Instructions to follow
Each of the following records is to be printed verbatim.

[Element data from apps and pages]
Content starts
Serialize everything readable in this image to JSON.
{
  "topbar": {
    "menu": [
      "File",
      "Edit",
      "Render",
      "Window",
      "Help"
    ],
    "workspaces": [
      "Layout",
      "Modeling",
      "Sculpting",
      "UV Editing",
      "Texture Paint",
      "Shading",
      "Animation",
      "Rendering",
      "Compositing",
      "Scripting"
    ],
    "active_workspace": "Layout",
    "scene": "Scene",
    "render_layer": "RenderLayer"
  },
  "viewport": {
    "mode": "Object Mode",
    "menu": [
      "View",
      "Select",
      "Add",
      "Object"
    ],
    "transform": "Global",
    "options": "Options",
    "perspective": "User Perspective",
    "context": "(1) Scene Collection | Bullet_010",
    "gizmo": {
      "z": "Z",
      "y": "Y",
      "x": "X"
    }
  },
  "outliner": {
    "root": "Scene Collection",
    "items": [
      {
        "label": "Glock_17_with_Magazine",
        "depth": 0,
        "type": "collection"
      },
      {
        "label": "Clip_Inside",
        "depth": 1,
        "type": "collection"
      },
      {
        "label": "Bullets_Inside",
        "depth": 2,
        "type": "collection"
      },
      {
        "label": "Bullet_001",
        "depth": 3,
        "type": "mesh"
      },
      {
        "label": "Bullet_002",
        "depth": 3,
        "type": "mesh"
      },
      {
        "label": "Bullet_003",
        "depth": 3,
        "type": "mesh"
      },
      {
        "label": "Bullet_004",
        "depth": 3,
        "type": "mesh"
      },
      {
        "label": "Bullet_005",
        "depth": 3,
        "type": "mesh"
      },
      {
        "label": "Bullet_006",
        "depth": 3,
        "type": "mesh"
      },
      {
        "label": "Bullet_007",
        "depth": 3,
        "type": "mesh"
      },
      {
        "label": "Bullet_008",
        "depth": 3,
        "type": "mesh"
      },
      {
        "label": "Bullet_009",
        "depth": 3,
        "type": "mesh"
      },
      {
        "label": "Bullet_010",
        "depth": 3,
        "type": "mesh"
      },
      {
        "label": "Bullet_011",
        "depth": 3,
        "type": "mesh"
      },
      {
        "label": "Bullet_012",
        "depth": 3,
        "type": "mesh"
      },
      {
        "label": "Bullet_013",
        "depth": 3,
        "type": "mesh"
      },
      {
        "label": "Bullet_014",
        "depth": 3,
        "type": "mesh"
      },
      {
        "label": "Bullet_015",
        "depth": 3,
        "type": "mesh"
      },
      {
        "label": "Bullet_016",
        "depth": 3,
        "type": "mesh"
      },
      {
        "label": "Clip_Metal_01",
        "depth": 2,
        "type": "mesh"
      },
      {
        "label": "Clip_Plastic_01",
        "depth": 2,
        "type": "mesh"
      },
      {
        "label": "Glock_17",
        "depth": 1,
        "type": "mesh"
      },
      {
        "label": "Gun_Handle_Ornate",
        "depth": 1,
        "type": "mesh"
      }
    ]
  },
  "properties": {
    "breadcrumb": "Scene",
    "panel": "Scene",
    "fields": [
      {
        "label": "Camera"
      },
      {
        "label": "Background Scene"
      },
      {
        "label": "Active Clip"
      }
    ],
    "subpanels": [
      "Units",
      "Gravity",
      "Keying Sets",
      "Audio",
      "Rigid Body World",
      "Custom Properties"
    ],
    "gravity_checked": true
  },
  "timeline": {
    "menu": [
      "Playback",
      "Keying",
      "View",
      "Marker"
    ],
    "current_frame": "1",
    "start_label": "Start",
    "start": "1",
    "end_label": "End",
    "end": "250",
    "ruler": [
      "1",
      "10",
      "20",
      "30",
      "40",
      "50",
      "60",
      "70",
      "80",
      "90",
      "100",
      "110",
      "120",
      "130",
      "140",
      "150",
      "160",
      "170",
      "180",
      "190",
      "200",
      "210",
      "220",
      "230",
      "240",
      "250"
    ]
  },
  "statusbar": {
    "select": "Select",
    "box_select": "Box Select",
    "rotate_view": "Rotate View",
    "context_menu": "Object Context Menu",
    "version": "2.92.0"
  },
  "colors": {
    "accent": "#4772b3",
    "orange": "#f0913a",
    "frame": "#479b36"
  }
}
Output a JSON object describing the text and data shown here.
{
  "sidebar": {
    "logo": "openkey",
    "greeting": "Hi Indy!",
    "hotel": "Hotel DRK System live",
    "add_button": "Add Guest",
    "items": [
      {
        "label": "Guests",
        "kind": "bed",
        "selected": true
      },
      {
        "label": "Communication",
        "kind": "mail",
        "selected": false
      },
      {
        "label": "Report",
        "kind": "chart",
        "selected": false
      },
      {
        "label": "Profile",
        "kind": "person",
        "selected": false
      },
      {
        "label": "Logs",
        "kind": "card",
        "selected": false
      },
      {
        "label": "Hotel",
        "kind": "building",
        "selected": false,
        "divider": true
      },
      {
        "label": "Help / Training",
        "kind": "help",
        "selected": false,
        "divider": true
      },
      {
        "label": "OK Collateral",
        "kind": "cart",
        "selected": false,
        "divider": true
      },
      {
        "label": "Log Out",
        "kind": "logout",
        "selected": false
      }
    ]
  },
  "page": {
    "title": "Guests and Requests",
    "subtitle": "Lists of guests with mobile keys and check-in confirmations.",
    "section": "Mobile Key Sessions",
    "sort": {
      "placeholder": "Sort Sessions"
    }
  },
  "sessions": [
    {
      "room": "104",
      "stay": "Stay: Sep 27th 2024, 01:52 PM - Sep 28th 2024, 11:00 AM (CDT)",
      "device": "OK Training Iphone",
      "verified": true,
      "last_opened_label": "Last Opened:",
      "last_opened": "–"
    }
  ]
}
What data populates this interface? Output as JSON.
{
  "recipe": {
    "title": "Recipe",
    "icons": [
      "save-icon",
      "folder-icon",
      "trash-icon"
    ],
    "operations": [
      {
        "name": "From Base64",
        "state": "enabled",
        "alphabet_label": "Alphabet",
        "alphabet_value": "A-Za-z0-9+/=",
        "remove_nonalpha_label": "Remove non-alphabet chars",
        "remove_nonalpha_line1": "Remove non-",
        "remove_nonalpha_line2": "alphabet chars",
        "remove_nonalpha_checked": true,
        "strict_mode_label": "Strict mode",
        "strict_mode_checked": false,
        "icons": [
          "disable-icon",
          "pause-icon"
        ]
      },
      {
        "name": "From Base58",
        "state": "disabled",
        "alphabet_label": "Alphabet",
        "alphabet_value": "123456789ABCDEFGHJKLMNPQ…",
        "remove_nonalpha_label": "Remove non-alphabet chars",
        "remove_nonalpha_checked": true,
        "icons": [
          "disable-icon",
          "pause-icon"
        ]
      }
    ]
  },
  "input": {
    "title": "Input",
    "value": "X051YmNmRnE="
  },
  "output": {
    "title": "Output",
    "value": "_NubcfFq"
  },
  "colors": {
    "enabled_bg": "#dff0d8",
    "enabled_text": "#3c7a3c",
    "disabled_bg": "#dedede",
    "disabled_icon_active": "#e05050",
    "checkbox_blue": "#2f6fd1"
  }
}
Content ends
Finished task
Serialize everything readable in this image to JSON.
{
  "topbar": {
    "menu": [
      "File",
      "Edit",
      "Render",
      "Window",
      "Help"
    ],
    "workspaces": [
      "Layout",
      "Modeling",
      "Sculpting",
      "UV Editing",
      "Texture Paint",
      "Shading",
      "Animation",
      "Rendering",
      "Compositing",
      "Scripting"
    ],
    "active_workspace": "Layout",
    "scene": "Scene",
    "render_layer": "RenderLayer"
  },
  "viewport": {
    "mode": "Object Mode",
    "menu": [
      "View",
      "Select",
      "Add",
      "Object"
    ],
    "transform": "Global",
    "options": "Options",
    "perspective": "User Perspective",
    "context": "(1) Scene Collection | Bullet_010",
    "gizmo": {
      "z": "Z",
      "y": "Y",
      "x": "X"
    }
  },
  "outliner": {
    "root": "Scene Collection",
    "items": [
      {
        "label": "Glock_17_with_Magazine",
        "depth": 0,
        "type": "collection"
      },
      {
        "label": "Clip_Inside",
        "depth": 1,
        "type": "collection"
      },
      {
        "label": "Bullets_Inside",
        "depth": 2,
        "type": "collection"
      },
      {
        "label": "Bullet_001",
        "depth": 3,
        "type": "mesh"
      },
      {
        "label": "Bullet_002",
        "depth": 3,
        "type": "mesh"
      },
      {
        "label": "Bullet_003",
        "depth": 3,
        "type": "mesh"
      },
      {
        "label": "Bullet_004",
        "depth": 3,
        "type": "mesh"
      },
      {
        "label": "Bullet_005",
        "depth": 3,
        "type": "mesh"
      },
      {
        "label": "Bullet_006",
        "depth": 3,
        "type": "mesh"
      },
      {
        "label": "Bullet_007",
        "depth": 3,
        "type": "mesh"
      },
      {
        "label": "Bullet_008",
        "depth": 3,
        "type": "mesh"
      },
      {
        "label": "Bullet_009",
        "depth": 3,
        "type": "mesh"
      },
      {
        "label": "Bullet_010",
        "depth": 3,
        "type": "mesh"
      },
      {
        "label": "Bullet_011",
        "depth": 3,
        "type": "mesh"
      },
      {
        "label": "Bullet_012",
        "depth": 3,
        "type": "mesh"
      },
      {
        "label": "Bullet_013",
        "depth": 3,
        "type": "mesh"
      },
      {
        "label": "Bullet_014",
        "depth": 3,
        "type": "mesh"
      },
      {
        "label": "Bullet_015",
        "depth": 3,
        "type": "mesh"
      },
      {
        "label": "Bullet_016",
        "depth": 3,
        "type": "mesh"
      },
      {
        "label": "Clip_Metal_01",
        "depth": 2,
        "type": "mesh"
      },
      {
        "label": "Clip_Plastic_01",
        "depth": 2,
        "type": "mesh"
      },
      {
        "label": "Glock_17",
        "depth": 1,
        "type": "mesh"
      },
      {
        "label": "Gun_Handle_Ornate",
        "depth": 1,
        "type": "mesh"
      }
    ]
  },
  "properties": {
    "breadcrumb": "Scene",
    "panel": "Scene",
    "fields": [
      {
        "label": "Camera"
      },
      {
        "label": "Background Scene"
      },
      {
        "label": "Active Clip"
      }
    ],
    "subpanels": [
      "Units",
      "Gravity",
      "Keying Sets",
      "Audio",
      "Rigid Body World",
      "Custom Properties"
    ],
    "gravity_checked": true
  },
  "timeline": {
    "menu": [
      "Playback",
      "Keying",
      "View",
      "Marker"
    ],
    "current_frame": "1",
    "start_label": "Start",
    "start": "1",
    "end_label": "End",
    "end": "250",
    "ruler": [
      "1",
      "10",
      "20",
      "30",
      "40",
      "50",
      "60",
      "70",
      "80",
      "90",
      "100",
      "110",
      "120",
      "130",
      "140",
      "150",
      "160",
      "170",
      "180",
      "190",
      "200",
      "210",
      "220",
      "230",
      "240",
      "250"
    ]
  },
  "statusbar": {
    "select": "Select",
    "box_select": "Box Select",
    "rotate_view": "Rotate View",
    "context_menu": "Object Context Menu",
    "version": "2.92.0"
  },
  "colors": {
    "accent": "#4772b3",
    "orange": "#f0913a",
    "frame": "#479b36"
  }
}
Output a JSON object describing the text and data shown here.
{
  "sidebar": {
    "logo": "openkey",
    "greeting": "Hi Indy!",
    "hotel": "Hotel DRK System live",
    "add_button": "Add Guest",
    "items": [
      {
        "label": "Guests",
        "kind": "bed",
        "selected": true
      },
      {
        "label": "Communication",
        "kind": "mail",
        "selected": false
      },
      {
        "label": "Report",
        "kind": "chart",
        "selected": false
      },
      {
        "label": "Profile",
        "kind": "person",
        "selected": false
      },
      {
        "label": "Logs",
        "kind": "card",
        "selected": false
      },
      {
        "label": "Hotel",
        "kind": "building",
        "selected": false,
        "divider": true
      },
      {
        "label": "Help / Training",
        "kind": "help",
        "selected": false,
        "divider": true
      },
      {
        "label": "OK Collateral",
        "kind": "cart",
        "selected": false,
        "divider": true
      },
      {
        "label": "Log Out",
        "kind": "logout",
        "selected": false
      }
    ]
  },
  "page": {
    "title": "Guests and Requests",
    "subtitle": "Lists of guests with mobile keys and check-in confirmations.",
    "section": "Mobile Key Sessions",
    "sort": {
      "placeholder": "Sort Sessions"
    }
  },
  "sessions": [
    {
      "room": "104",
      "stay": "Stay: Sep 27th 2024, 01:52 PM - Sep 28th 2024, 11:00 AM (CDT)",
      "device": "OK Training Iphone",
      "verified": true,
      "last_opened_label": "Last Opened:",
      "last_opened": "–"
    }
  ]
}
What data populates this interface? Output as JSON.
{
  "recipe": {
    "title": "Recipe",
    "icons": [
      "save-icon",
      "folder-icon",
      "trash-icon"
    ],
    "operations": [
      {
        "name": "From Base64",
        "state": "enabled",
        "alphabet_label": "Alphabet",
        "alphabet_value": "A-Za-z0-9+/=",
        "remove_nonalpha_label": "Remove non-alphabet chars",
        "remove_nonalpha_line1": "Remove non-",
        "remove_nonalpha_line2": "alphabet chars",
        "remove_nonalpha_checked": true,
        "strict_mode_label": "Strict mode",
        "strict_mode_checked": false,
        "icons": [
          "disable-icon",
          "pause-icon"
        ]
      },
      {
        "name": "From Base58",
        "state": "disabled",
        "alphabet_label": "Alphabet",
        "alphabet_value": "123456789ABCDEFGHJKLMNPQ…",
        "remove_nonalpha_label": "Remove non-alphabet chars",
        "remove_nonalpha_checked": true,
        "icons": [
          "disable-icon",
          "pause-icon"
        ]
      }
    ]
  },
  "input": {
    "title": "Input",
    "value": "X051YmNmRnE="
  },
  "output": {
    "title": "Output",
    "value": "_NubcfFq"
  },
  "colors": {
    "enabled_bg": "#dff0d8",
    "enabled_text": "#3c7a3c",
    "disabled_bg": "#dedede",
    "disabled_icon_active": "#e05050",
    "checkbox_blue": "#2f6fd1"
  }
}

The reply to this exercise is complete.